=== WORK TO BE COMPLETED ===
Report the count of lines containing the word "chart" in these records, with no other text.

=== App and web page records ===

-.-.-

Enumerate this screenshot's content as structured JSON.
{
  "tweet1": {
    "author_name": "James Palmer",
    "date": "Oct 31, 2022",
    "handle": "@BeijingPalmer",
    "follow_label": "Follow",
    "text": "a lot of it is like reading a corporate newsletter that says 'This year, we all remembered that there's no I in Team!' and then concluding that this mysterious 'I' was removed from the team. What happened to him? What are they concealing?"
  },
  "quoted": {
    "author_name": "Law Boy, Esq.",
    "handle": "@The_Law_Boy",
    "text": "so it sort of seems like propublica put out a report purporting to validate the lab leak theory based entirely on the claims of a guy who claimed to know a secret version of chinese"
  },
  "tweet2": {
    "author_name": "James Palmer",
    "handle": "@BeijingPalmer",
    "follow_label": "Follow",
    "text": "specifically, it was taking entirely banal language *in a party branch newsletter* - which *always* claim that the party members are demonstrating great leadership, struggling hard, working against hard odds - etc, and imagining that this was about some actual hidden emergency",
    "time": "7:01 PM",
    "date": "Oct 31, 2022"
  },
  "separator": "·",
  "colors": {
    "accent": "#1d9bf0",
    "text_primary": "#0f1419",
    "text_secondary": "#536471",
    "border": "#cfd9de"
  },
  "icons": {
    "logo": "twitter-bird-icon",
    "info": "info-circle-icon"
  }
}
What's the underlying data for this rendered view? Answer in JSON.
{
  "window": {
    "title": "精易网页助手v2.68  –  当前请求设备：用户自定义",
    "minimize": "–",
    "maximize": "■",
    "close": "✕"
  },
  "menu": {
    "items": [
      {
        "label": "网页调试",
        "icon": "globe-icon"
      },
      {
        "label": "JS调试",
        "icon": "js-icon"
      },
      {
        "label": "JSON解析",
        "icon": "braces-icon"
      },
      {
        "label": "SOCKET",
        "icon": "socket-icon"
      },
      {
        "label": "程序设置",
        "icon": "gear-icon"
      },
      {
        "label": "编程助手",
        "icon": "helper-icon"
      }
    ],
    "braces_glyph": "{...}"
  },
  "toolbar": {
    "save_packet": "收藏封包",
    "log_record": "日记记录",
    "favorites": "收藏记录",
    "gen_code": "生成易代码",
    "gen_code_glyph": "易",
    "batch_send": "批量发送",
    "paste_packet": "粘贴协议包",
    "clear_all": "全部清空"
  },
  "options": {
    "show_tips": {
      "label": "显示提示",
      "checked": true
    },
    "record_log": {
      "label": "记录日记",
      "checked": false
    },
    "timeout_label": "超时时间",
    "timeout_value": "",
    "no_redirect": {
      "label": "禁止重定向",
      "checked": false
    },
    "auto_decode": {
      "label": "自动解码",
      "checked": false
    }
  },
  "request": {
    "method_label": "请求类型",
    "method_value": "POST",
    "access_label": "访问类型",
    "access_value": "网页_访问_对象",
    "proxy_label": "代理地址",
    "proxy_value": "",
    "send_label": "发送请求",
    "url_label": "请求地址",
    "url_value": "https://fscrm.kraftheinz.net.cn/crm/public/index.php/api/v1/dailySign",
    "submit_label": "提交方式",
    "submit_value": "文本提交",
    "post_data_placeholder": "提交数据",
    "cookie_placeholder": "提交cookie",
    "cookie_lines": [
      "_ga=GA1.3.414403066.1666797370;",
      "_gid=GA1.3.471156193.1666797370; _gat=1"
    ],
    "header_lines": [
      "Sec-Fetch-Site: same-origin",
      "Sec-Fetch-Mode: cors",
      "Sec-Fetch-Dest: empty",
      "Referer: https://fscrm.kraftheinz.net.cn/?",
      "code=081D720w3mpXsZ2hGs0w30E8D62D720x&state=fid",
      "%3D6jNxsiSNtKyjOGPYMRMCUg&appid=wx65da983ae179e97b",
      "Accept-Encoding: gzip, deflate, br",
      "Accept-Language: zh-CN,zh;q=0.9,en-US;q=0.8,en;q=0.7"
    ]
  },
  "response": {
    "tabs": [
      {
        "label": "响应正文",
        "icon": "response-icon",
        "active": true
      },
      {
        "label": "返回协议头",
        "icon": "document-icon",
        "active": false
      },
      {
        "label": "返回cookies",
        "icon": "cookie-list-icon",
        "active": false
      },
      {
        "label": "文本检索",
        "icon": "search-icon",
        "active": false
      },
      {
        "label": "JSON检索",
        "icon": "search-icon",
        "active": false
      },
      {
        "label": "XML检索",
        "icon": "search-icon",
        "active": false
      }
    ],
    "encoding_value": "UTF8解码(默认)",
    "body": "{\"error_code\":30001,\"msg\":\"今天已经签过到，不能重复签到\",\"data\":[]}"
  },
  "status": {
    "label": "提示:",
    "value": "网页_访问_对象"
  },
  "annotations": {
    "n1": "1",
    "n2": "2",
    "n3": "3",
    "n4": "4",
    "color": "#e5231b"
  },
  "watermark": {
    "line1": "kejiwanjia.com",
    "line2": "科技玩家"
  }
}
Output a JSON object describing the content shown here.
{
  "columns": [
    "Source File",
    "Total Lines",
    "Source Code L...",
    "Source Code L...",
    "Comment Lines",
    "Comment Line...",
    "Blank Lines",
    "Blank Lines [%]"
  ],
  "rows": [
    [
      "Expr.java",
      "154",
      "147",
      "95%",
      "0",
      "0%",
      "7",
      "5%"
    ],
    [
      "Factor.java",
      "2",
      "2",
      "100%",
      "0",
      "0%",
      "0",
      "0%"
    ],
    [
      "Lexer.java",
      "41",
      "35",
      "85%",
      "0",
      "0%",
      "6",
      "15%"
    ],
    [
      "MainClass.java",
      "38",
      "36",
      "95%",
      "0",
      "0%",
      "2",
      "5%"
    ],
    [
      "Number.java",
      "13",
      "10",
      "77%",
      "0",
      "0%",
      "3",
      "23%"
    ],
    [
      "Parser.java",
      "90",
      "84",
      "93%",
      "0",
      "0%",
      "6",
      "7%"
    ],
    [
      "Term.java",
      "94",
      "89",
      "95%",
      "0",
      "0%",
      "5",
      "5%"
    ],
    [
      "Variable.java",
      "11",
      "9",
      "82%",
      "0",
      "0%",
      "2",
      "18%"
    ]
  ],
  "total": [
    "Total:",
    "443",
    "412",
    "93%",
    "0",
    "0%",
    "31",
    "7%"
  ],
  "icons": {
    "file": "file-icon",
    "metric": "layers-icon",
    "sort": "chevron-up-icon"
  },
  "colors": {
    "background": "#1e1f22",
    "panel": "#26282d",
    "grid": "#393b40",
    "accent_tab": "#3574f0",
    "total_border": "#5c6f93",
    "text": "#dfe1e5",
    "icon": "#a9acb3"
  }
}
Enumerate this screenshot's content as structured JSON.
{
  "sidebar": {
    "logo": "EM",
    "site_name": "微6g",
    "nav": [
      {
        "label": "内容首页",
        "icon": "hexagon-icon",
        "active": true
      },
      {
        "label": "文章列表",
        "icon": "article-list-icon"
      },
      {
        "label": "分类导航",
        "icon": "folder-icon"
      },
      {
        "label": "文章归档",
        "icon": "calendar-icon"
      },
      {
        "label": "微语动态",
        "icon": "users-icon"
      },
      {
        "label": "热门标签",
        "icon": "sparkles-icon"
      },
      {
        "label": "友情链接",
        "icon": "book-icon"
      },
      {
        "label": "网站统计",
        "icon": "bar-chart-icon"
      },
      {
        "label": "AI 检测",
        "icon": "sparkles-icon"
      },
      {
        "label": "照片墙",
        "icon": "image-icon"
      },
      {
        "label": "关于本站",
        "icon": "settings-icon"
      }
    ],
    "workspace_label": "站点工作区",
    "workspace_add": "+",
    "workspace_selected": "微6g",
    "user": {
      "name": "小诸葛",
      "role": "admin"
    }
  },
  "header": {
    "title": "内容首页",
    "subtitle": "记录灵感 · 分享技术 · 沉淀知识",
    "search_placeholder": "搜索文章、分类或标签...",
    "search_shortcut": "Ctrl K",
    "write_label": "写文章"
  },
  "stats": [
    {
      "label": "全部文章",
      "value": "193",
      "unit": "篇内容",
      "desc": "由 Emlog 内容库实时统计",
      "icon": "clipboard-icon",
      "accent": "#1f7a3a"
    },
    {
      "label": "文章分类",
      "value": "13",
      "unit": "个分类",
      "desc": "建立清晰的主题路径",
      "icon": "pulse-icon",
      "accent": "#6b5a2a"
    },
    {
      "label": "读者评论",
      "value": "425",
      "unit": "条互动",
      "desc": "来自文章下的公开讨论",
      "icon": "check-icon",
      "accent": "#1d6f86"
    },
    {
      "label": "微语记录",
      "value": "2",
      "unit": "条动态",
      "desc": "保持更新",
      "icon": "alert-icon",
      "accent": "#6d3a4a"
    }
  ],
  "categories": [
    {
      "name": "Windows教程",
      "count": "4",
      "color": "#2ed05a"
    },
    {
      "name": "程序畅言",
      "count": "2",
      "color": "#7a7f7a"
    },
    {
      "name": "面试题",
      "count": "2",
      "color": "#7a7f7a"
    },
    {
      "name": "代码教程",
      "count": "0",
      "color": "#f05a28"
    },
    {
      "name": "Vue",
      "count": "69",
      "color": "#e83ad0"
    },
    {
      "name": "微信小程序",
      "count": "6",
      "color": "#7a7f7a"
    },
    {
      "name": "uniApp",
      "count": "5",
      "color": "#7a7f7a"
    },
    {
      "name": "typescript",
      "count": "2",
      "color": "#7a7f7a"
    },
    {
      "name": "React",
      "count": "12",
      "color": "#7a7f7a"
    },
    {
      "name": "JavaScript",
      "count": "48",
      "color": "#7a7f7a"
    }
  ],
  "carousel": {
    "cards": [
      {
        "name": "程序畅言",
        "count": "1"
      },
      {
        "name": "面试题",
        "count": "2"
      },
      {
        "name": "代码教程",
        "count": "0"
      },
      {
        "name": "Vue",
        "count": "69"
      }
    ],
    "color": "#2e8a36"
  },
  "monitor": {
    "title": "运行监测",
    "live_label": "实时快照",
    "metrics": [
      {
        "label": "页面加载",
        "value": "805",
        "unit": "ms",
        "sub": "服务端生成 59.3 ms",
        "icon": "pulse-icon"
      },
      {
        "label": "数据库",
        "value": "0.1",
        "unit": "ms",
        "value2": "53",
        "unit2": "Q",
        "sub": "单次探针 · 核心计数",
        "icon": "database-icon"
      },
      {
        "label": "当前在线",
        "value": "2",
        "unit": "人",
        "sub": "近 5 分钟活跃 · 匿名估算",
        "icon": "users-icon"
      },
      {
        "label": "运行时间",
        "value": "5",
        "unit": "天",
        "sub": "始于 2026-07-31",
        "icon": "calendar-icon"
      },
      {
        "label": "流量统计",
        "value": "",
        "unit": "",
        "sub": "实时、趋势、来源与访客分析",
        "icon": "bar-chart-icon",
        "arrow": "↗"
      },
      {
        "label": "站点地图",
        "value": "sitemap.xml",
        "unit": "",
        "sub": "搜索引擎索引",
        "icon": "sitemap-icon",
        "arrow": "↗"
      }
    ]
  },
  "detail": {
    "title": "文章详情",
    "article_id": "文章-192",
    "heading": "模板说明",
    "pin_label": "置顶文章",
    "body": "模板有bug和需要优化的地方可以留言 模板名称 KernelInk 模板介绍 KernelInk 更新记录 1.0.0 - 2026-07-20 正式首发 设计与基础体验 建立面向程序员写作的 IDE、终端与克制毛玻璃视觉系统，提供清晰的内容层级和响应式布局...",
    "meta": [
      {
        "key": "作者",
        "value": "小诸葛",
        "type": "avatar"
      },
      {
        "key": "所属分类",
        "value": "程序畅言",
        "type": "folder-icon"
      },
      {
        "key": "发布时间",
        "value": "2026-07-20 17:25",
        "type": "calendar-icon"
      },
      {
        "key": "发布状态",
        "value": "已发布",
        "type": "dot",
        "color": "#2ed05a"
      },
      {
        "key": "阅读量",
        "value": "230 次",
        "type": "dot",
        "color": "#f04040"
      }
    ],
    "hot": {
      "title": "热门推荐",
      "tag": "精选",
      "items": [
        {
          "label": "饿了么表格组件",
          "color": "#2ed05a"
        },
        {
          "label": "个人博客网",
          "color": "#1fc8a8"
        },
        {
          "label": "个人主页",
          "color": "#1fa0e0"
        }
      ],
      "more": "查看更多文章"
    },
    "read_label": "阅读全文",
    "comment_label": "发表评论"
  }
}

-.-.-

=== RESULT BELOW ===
2